== EXERCISE DESCRIPTION ==
The expected output is every entry, copied exactly.

..........

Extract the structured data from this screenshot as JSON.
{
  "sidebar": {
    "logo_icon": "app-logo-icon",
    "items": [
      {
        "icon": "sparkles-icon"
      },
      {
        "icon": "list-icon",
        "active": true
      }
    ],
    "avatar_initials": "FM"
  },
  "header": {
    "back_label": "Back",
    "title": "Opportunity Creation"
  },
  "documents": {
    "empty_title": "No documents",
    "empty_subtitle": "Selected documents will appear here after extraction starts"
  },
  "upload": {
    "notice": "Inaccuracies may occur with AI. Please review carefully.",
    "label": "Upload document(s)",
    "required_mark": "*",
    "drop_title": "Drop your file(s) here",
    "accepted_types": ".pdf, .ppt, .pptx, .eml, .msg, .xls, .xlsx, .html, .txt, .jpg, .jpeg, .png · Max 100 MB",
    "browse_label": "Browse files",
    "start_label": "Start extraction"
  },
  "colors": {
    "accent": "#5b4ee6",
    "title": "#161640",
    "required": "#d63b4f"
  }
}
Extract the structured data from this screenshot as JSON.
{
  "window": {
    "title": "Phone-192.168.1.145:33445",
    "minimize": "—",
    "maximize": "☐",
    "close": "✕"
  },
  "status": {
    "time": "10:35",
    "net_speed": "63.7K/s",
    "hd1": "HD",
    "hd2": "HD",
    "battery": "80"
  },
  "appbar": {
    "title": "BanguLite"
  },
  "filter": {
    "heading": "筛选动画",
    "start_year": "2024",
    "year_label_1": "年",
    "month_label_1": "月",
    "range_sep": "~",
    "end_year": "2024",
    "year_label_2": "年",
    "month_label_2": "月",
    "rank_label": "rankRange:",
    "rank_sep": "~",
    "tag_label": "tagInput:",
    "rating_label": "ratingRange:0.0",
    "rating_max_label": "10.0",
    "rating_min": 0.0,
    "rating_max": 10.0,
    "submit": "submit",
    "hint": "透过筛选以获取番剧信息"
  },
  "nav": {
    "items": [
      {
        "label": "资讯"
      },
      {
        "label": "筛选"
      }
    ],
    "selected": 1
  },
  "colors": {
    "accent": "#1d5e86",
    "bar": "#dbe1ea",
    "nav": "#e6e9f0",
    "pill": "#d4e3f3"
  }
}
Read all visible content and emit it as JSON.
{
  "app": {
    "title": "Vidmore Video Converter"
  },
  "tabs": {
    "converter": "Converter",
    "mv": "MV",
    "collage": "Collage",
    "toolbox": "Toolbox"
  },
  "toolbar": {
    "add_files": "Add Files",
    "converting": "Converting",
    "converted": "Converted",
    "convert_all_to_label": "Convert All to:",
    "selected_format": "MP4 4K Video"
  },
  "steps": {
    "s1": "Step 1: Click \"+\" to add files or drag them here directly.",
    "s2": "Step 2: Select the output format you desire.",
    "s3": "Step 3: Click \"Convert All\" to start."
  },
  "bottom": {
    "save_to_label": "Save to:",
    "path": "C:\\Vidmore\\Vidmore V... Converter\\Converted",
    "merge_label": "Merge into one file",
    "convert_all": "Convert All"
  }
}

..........

== SOLUTION TO THE EXERCISE ==
Extract the structured data from this screenshot as JSON.
{
  "sidebar": {
    "logo_icon": "app-logo-icon",
    "items": [
      {
        "icon": "sparkles-icon"
      },
      {
        "icon": "list-icon",
        "active": true
      }
    ],
    "avatar_initials": "FM"
  },
  "header": {
    "back_label": "Back",
    "title": "Opportunity Creation"
  },
  "documents": {
    "empty_title": "No documents",
    "empty_subtitle": "Selected documents will appear here after extraction starts"
  },
  "upload": {
    "notice": "Inaccuracies may occur with AI. Please review carefully.",
    "label": "Upload document(s)",
    "required_mark": "*",
    "drop_title": "Drop your file(s) here",
    "accepted_types": ".pdf, .ppt, .pptx, .eml, .msg, .xls, .xlsx, .html, .txt, .jpg, .jpeg, .png · Max 100 MB",
    "browse_label": "Browse files",
    "start_label": "Start extraction"
  },
  "colors": {
    "accent": "#5b4ee6",
    "title": "#161640",
    "required": "#d63b4f"
  }
}
Extract the structured data from this screenshot as JSON.
{
  "window": {
    "title": "Phone-192.168.1.145:33445",
    "minimize": "—",
    "maximize": "☐",
    "close": "✕"
  },
  "status": {
    "time": "10:35",
    "net_speed": "63.7K/s",
    "hd1": "HD",
    "hd2": "HD",
    "battery": "80"
  },
  "appbar": {
    "title": "BanguLite"
  },
  "filter": {
    "heading": "筛选动画",
    "start_year": "2024",
    "year_label_1": "年",
    "month_label_1": "月",
    "range_sep": "~",
    "end_year": "2024",
    "year_label_2": "年",
    "month_label_2": "月",
    "rank_label": "rankRange:",
    "rank_sep": "~",
    "tag_label": "tagInput:",
    "rating_label": "ratingRange:0.0",
    "rating_max_label": "10.0",
    "rating_min": 0.0,
    "rating_max": 10.0,
    "submit": "submit",
    "hint": "透过筛选以获取番剧信息"
  },
  "nav": {
    "items": [
      {
        "label": "资讯"
      },
      {
        "label": "筛选"
      }
    ],
    "selected": 1
  },
  "colors": {
    "accent": "#1d5e86",
    "bar": "#dbe1ea",
    "nav": "#e6e9f0",
    "pill": "#d4e3f3"
  }
}
Read all visible content and emit it as JSON.
{
  "app": {
    "title": "Vidmore Video Converter"
  },
  "tabs": {
    "converter": "Converter",
    "mv": "MV",
    "collage": "Collage",
    "toolbox": "Toolbox"
  },
  "toolbar": {
    "add_files": "Add Files",
    "converting": "Converting",
    "converted": "Converted",
    "convert_all_to_label": "Convert All to:",
    "selected_format": "MP4 4K Video"
  },
  "steps": {
    "s1": "Step 1: Click \"+\" to add files or drag them here directly.",
    "s2": "Step 2: Select the output format you desire.",
    "s3": "Step 3: Click \"Convert All\" to start."
  },
  "bottom": {
    "save_to_label": "Save to:",
    "path": "C:\\Vidmore\\Vidmore V... Converter\\Converted",
    "merge_label": "Merge into one file",
    "convert_all": "Convert All"
  }
}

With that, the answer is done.